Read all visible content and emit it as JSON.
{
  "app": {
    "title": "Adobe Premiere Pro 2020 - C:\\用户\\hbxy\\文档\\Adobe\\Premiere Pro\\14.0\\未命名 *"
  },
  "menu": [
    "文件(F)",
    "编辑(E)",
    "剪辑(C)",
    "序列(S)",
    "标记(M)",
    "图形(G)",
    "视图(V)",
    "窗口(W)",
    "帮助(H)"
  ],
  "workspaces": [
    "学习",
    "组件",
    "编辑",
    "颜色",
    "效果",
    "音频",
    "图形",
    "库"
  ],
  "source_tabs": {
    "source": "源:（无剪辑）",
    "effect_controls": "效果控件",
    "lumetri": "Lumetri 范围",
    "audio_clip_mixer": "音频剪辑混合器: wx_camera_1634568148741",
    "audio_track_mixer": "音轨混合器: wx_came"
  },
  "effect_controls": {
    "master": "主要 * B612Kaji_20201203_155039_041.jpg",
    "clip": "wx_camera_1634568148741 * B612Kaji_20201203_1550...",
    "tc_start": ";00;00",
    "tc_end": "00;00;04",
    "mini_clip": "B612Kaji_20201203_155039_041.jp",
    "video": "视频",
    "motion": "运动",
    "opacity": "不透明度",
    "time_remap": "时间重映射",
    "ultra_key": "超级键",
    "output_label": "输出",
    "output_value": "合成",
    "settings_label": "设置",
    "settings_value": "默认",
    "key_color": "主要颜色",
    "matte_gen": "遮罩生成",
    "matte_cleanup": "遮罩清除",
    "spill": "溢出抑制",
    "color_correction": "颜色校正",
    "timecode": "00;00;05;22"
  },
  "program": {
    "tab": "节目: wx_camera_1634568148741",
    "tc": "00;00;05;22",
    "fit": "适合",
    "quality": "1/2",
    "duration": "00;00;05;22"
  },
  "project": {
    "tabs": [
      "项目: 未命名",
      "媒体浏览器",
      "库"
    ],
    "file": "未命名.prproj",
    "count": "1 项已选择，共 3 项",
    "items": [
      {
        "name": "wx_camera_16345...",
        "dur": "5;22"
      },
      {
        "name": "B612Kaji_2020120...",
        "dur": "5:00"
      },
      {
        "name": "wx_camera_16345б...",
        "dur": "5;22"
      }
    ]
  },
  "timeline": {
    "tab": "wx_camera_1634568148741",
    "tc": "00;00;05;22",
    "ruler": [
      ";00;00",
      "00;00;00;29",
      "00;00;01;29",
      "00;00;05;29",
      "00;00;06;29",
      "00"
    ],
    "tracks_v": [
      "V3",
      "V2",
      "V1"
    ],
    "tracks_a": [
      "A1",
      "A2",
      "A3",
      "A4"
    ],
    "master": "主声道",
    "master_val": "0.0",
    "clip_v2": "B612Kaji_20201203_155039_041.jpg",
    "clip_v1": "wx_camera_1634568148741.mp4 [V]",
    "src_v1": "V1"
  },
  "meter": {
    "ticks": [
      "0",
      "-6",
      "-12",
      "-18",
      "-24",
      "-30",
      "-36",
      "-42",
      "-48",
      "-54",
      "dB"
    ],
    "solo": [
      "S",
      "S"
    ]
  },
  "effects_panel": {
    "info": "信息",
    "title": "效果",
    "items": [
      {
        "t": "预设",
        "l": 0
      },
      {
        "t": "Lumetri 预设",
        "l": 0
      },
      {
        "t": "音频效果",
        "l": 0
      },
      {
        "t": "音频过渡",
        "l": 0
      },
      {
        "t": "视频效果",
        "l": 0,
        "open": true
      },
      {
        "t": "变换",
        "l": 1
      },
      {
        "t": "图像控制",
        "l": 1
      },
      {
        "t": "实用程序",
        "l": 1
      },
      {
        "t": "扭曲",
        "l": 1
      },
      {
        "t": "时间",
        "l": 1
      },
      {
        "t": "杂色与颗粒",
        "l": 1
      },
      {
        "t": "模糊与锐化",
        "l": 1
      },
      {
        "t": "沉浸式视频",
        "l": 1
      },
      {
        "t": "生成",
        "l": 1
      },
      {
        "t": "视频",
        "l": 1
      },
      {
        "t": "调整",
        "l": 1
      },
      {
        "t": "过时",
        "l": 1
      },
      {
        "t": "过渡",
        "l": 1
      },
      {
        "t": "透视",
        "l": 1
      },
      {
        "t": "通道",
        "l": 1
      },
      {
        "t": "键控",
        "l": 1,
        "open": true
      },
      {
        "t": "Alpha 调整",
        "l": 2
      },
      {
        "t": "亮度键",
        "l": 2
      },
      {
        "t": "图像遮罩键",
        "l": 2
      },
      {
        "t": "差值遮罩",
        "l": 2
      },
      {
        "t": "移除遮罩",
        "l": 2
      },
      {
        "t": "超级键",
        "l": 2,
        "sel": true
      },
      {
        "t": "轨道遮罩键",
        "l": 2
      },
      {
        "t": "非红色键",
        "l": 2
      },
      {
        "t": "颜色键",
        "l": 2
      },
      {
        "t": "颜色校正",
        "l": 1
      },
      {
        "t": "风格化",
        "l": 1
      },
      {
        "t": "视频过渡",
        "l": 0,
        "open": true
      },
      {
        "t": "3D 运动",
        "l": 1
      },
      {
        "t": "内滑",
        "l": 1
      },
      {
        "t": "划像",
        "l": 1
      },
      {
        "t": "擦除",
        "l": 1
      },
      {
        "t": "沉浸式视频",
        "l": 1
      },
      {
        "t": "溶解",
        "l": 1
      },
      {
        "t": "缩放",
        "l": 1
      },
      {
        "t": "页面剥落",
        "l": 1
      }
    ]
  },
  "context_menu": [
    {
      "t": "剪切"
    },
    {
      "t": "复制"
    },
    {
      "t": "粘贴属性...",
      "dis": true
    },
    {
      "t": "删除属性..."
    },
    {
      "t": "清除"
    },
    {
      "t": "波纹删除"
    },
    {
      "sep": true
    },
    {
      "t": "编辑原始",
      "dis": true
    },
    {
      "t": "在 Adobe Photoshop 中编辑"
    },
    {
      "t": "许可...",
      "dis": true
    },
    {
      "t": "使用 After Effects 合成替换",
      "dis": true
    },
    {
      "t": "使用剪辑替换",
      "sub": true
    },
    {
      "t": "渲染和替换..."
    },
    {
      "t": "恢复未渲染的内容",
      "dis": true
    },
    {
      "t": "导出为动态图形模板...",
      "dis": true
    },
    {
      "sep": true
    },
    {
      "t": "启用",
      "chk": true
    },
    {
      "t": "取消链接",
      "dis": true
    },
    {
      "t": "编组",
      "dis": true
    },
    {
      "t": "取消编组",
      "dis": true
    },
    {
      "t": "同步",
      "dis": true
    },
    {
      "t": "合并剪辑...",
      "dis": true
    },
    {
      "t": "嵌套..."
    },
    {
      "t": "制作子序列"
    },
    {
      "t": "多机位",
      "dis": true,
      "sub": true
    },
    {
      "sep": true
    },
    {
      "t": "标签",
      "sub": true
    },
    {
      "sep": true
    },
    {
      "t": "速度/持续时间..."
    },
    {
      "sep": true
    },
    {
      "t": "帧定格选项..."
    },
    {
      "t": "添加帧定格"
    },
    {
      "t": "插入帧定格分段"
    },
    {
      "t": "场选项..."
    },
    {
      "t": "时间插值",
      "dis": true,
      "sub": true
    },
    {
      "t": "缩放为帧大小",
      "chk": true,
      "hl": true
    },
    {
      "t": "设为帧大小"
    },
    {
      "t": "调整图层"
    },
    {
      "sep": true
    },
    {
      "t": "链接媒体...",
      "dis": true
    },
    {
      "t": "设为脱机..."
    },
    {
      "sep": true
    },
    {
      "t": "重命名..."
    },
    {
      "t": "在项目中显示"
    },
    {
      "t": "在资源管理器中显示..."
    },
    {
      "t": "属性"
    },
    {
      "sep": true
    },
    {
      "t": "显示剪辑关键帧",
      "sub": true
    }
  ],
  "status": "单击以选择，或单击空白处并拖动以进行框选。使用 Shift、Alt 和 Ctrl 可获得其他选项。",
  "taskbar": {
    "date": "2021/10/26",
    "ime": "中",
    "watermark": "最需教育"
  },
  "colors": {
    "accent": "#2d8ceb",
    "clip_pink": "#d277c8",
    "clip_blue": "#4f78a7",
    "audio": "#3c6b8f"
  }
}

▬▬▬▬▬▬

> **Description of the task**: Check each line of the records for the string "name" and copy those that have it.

> **Solution to this task**:
        "name": "wx_camera_16345...",
        "name": "B612Kaji_2020120...",
        "name": "wx_camera_16345б...",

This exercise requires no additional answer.